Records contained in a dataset
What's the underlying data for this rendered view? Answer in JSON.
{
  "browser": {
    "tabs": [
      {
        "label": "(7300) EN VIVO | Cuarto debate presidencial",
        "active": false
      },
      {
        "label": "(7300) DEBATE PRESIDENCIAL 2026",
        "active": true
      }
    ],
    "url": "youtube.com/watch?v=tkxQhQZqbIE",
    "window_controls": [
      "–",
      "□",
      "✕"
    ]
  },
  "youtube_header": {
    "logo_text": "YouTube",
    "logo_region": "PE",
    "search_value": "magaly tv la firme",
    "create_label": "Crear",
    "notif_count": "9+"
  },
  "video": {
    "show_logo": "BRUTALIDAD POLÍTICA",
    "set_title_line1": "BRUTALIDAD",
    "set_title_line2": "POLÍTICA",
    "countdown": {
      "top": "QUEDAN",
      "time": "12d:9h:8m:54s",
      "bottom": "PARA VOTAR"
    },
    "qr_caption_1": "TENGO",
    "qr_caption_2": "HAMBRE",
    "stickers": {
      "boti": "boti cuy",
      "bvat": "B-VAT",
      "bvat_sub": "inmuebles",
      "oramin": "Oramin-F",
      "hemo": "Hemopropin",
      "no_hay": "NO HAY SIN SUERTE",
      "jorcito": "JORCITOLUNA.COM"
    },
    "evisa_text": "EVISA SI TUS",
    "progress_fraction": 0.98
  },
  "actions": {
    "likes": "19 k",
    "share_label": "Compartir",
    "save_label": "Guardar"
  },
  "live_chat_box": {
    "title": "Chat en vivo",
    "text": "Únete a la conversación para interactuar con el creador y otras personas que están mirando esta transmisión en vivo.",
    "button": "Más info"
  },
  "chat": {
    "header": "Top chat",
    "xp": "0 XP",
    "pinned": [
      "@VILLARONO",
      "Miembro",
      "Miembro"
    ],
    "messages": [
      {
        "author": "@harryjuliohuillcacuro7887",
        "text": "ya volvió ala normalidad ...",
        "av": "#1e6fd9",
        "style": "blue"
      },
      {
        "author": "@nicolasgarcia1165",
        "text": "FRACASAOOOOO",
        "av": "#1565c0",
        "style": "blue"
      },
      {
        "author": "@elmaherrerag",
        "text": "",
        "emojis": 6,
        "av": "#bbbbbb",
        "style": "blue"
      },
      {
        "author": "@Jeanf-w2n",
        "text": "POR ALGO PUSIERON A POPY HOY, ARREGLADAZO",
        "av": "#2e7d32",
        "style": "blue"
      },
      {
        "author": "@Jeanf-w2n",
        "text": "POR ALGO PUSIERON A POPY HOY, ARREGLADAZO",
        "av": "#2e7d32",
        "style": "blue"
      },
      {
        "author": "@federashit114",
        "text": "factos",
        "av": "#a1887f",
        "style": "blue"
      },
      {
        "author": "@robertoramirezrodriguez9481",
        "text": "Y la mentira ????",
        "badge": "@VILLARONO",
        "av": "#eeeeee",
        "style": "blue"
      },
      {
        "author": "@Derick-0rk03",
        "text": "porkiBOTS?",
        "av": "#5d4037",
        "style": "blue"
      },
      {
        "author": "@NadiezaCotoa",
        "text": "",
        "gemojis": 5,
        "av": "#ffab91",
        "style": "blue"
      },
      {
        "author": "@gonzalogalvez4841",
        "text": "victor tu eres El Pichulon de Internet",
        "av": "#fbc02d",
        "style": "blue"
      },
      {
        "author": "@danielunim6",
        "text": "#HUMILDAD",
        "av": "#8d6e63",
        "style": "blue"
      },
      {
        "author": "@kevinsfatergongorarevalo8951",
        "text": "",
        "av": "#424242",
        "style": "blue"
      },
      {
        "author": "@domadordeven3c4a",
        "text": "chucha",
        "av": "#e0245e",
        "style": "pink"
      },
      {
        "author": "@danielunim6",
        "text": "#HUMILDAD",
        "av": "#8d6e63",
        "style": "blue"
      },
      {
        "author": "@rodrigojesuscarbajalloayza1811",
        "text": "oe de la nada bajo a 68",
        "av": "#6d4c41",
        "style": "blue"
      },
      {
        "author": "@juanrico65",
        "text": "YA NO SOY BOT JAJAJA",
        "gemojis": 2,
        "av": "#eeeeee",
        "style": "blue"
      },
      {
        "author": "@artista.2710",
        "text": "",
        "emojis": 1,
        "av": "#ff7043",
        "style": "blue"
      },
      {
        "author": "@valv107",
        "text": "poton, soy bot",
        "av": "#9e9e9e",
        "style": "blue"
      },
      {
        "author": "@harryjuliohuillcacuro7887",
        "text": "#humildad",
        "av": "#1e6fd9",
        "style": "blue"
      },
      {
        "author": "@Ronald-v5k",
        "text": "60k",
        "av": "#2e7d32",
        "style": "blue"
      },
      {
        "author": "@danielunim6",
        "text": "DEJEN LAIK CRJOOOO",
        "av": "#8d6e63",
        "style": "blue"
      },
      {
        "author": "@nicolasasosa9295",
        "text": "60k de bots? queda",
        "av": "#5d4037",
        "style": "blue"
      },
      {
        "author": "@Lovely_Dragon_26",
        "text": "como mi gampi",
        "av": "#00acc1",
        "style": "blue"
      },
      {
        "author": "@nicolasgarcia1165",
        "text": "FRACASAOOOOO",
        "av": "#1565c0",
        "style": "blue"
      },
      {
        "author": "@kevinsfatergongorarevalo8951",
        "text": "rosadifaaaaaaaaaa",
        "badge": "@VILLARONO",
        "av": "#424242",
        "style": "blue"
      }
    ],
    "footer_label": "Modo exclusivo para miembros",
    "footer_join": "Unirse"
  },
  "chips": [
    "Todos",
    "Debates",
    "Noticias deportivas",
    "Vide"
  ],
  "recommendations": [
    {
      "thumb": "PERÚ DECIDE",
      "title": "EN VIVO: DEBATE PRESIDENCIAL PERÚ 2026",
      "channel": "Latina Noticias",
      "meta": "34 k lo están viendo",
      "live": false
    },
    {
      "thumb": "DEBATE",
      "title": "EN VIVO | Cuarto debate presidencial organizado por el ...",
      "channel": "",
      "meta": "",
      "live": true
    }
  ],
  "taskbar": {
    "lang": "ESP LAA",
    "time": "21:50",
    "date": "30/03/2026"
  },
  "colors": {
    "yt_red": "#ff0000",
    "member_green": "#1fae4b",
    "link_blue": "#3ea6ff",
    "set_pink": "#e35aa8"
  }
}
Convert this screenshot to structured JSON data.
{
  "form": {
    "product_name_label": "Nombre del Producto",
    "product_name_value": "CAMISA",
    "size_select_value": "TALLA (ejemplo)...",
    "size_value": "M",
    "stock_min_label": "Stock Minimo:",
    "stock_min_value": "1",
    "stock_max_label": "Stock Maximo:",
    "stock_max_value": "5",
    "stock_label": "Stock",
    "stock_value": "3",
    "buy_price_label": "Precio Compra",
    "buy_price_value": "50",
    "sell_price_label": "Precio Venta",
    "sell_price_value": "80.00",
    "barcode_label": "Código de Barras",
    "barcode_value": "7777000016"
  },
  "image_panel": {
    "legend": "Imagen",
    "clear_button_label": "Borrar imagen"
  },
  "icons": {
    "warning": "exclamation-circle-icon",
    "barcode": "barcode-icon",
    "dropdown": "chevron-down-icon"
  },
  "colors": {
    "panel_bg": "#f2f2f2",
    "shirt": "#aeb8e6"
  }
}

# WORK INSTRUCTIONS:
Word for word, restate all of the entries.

# RESULT OF THE TASK:
What's the underlying data for this rendered view? Answer in JSON.
{
  "browser": {
    "tabs": [
      {
        "label": "(7300) EN VIVO | Cuarto debate presidencial",
        "active": false
      },
      {
        "label": "(7300) DEBATE PRESIDENCIAL 2026",
        "active": true
      }
    ],
    "url": "youtube.com/watch?v=tkxQhQZqbIE",
    "window_controls": [
      "–",
      "□",
      "✕"
    ]
  },
  "youtube_header": {
    "logo_text": "YouTube",
    "logo_region": "PE",
    "search_value": "magaly tv la firme",
    "create_label": "Crear",
    "notif_count": "9+"
  },
  "video": {
    "show_logo": "BRUTALIDAD POLÍTICA",
    "set_title_line1": "BRUTALIDAD",
    "set_title_line2": "POLÍTICA",
    "countdown": {
      "top": "QUEDAN",
      "time": "12d:9h:8m:54s",
      "bottom": "PARA VOTAR"
    },
    "qr_caption_1": "TENGO",
    "qr_caption_2": "HAMBRE",
    "stickers": {
      "boti": "boti cuy",
      "bvat": "B-VAT",
      "bvat_sub": "inmuebles",
      "oramin": "Oramin-F",
      "hemo": "Hemopropin",
      "no_hay": "NO HAY SIN SUERTE",
      "jorcito": "JORCITOLUNA.COM"
    },
    "evisa_text": "EVISA SI TUS",
    "progress_fraction": 0.98
  },
  "actions": {
    "likes": "19 k",
    "share_label": "Compartir",
    "save_label": "Guardar"
  },
  "live_chat_box": {
    "title": "Chat en vivo",
    "text": "Únete a la conversación para interactuar con el creador y otras personas que están mirando esta transmisión en vivo.",
    "button": "Más info"
  },
  "chat": {
    "header": "Top chat",
    "xp": "0 XP",
    "pinned": [
      "@VILLARONO",
      "Miembro",
      "Miembro"
    ],
    "messages": [
      {
        "author": "@harryjuliohuillcacuro7887",
        "text": "ya volvió ala normalidad ...",
        "av": "#1e6fd9",
        "style": "blue"
      },
      {
        "author": "@nicolasgarcia1165",
        "text": "FRACASAOOOOO",
        "av": "#1565c0",
        "style": "blue"
      },
      {
        "author": "@elmaherrerag",
        "text": "",
        "emojis": 6,
        "av": "#bbbbbb",
        "style": "blue"
      },
      {
        "author": "@Jeanf-w2n",
        "text": "POR ALGO PUSIERON A POPY HOY, ARREGLADAZO",
        "av": "#2e7d32",
        "style": "blue"
      },
      {
        "author": "@Jeanf-w2n",
        "text": "POR ALGO PUSIERON A POPY HOY, ARREGLADAZO",
        "av": "#2e7d32",
        "style": "blue"
      },
      {
        "author": "@federashit114",
        "text": "factos",
        "av": "#a1887f",
        "style": "blue"
      },
      {
        "author": "@robertoramirezrodriguez9481",
        "text": "Y la mentira ????",
        "badge": "@VILLARONO",
        "av": "#eeeeee",
        "style": "blue"
      },
      {
        "author": "@Derick-0rk03",
        "text": "porkiBOTS?",
        "av": "#5d4037",
        "style": "blue"
      },
      {
        "author": "@NadiezaCotoa",
        "text": "",
        "gemojis": 5,
        "av": "#ffab91",
        "style": "blue"
      },
      {
        "author": "@gonzalogalvez4841",
        "text": "victor tu eres El Pichulon de Internet",
        "av": "#fbc02d",
        "style": "blue"
      },
      {
        "author": "@danielunim6",
        "text": "#HUMILDAD",
        "av": "#8d6e63",
        "style": "blue"
      },
      {
        "author": "@kevinsfatergongorarevalo8951",
        "text": "",
        "av": "#424242",
        "style": "blue"
      },
      {
        "author": "@domadordeven3c4a",
        "text": "chucha",
        "av": "#e0245e",
        "style": "pink"
      },
      {
        "author": "@danielunim6",
        "text": "#HUMILDAD",
        "av": "#8d6e63",
        "style": "blue"
      },
      {
        "author": "@rodrigojesuscarbajalloayza1811",
        "text": "oe de la nada bajo a 68",
        "av": "#6d4c41",
        "style": "blue"
      },
      {
        "author": "@juanrico65",
        "text": "YA NO SOY BOT JAJAJA",
        "gemojis": 2,
        "av": "#eeeeee",
        "style": "blue"
      },
      {
        "author": "@artista.2710",
        "text": "",
        "emojis": 1,
        "av": "#ff7043",
        "style": "blue"
      },
      {
        "author": "@valv107",
        "text": "poton, soy bot",
        "av": "#9e9e9e",
        "style": "blue"
      },
      {
        "author": "@harryjuliohuillcacuro7887",
        "text": "#humildad",
        "av": "#1e6fd9",
        "style": "blue"
      },
      {
        "author": "@Ronald-v5k",
        "text": "60k",
        "av": "#2e7d32",
        "style": "blue"
      },
      {
        "author": "@danielunim6",
        "text": "DEJEN LAIK CRJOOOO",
        "av": "#8d6e63",
        "style": "blue"
      },
      {
        "author": "@nicolasasosa9295",
        "text": "60k de bots? queda",
        "av": "#5d4037",
        "style": "blue"
      },
      {
        "author": "@Lovely_Dragon_26",
        "text": "como mi gampi",
        "av": "#00acc1",
        "style": "blue"
      },
      {
        "author": "@nicolasgarcia1165",
        "text": "FRACASAOOOOO",
        "av": "#1565c0",
        "style": "blue"
      },
      {
        "author": "@kevinsfatergongorarevalo8951",
        "text": "rosadifaaaaaaaaaa",
        "badge": "@VILLARONO",
        "av": "#424242",
        "style": "blue"
      }
    ],
    "footer_label": "Modo exclusivo para miembros",
    "footer_join": "Unirse"
  },
  "chips": [
    "Todos",
    "Debates",
    "Noticias deportivas",
    "Vide"
  ],
  "recommendations": [
    {
      "thumb": "PERÚ DECIDE",
      "title": "EN VIVO: DEBATE PRESIDENCIAL PERÚ 2026",
      "channel": "Latina Noticias",
      "meta": "34 k lo están viendo",
      "live": false
    },
    {
      "thumb": "DEBATE",
      "title": "EN VIVO | Cuarto debate presidencial organizado por el ...",
      "channel": "",
      "meta": "",
      "live": true
    }
  ],
  "taskbar": {
    "lang": "ESP LAA",
    "time": "21:50",
    "date": "30/03/2026"
  },
  "colors": {
    "yt_red": "#ff0000",
    "member_green": "#1fae4b",
    "link_blue": "#3ea6ff",
    "set_pink": "#e35aa8"
  }
}
Convert this screenshot to structured JSON data.
{
  "form": {
    "product_name_label": "Nombre del Producto",
    "product_name_value": "CAMISA",
    "size_select_value": "TALLA (ejemplo)...",
    "size_value": "M",
    "stock_min_label": "Stock Minimo:",
    "stock_min_value": "1",
    "stock_max_label": "Stock Maximo:",
    "stock_max_value": "5",
    "stock_label": "Stock",
    "stock_value": "3",
    "buy_price_label": "Precio Compra",
    "buy_price_value": "50",
    "sell_price_label": "Precio Venta",
    "sell_price_value": "80.00",
    "barcode_label": "Código de Barras",
    "barcode_value": "7777000016"
  },
  "image_panel": {
    "legend": "Imagen",
    "clear_button_label": "Borrar imagen"
  },
  "icons": {
    "warning": "exclamation-circle-icon",
    "barcode": "barcode-icon",
    "dropdown": "chevron-down-icon"
  },
  "colors": {
    "panel_bg": "#f2f2f2",
    "shirt": "#aeb8e6"
  }
}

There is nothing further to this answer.